### [Exercise instructions]
Collect every line of the records below that contains the word "favicon".
---------- Record extracts
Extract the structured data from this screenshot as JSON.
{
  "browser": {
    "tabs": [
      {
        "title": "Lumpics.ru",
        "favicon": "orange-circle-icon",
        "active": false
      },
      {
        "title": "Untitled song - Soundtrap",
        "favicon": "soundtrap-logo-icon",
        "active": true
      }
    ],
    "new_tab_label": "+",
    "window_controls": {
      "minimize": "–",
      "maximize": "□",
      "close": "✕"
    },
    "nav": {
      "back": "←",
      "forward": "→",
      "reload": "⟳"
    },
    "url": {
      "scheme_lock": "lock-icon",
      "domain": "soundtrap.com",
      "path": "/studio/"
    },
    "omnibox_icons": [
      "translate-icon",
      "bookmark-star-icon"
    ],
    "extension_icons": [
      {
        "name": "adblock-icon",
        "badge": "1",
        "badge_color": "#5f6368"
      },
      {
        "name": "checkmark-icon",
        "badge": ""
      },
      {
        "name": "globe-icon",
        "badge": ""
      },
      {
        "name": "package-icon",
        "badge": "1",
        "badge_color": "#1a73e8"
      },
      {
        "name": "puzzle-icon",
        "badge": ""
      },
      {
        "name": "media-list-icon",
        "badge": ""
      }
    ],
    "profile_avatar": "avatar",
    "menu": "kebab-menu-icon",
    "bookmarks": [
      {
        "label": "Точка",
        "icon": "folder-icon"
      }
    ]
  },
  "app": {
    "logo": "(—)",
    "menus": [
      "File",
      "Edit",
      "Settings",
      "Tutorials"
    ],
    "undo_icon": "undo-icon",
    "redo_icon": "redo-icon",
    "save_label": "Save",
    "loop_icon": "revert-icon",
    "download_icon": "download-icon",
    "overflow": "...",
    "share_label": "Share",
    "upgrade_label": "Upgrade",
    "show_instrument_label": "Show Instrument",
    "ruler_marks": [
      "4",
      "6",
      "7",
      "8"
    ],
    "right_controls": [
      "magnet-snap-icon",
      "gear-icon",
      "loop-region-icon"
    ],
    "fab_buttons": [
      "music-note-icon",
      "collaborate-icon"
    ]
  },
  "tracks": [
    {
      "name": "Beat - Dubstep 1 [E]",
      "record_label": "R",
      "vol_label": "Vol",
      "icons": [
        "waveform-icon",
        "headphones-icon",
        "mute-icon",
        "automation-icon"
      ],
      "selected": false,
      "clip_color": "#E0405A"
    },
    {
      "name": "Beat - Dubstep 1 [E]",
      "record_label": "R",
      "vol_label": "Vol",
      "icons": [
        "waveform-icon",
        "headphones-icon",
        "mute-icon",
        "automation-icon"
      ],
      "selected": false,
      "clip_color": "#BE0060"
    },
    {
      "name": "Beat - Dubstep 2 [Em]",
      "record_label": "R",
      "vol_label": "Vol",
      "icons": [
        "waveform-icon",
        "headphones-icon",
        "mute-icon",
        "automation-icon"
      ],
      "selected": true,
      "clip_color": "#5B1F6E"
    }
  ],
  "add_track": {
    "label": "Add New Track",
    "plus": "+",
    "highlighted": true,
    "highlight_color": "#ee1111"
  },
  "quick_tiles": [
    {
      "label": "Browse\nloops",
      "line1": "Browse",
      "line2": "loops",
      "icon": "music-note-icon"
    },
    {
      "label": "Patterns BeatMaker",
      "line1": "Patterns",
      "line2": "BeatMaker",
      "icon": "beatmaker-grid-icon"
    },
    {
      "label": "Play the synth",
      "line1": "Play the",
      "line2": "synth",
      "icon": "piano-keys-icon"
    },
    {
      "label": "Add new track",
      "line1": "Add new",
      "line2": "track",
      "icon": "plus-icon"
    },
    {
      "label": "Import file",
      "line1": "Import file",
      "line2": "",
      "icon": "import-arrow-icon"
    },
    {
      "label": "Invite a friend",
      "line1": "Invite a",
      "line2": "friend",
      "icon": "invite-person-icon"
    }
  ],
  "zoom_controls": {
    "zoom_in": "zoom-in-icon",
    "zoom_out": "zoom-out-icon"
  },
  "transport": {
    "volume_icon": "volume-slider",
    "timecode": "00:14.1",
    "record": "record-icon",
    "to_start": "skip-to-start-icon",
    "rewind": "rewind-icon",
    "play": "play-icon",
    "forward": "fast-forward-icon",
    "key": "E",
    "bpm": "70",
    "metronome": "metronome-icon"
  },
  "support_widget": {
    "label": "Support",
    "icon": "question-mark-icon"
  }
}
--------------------
### [Your response]
        "favicon": "orange-circle-icon",
        "favicon": "soundtrap-logo-icon",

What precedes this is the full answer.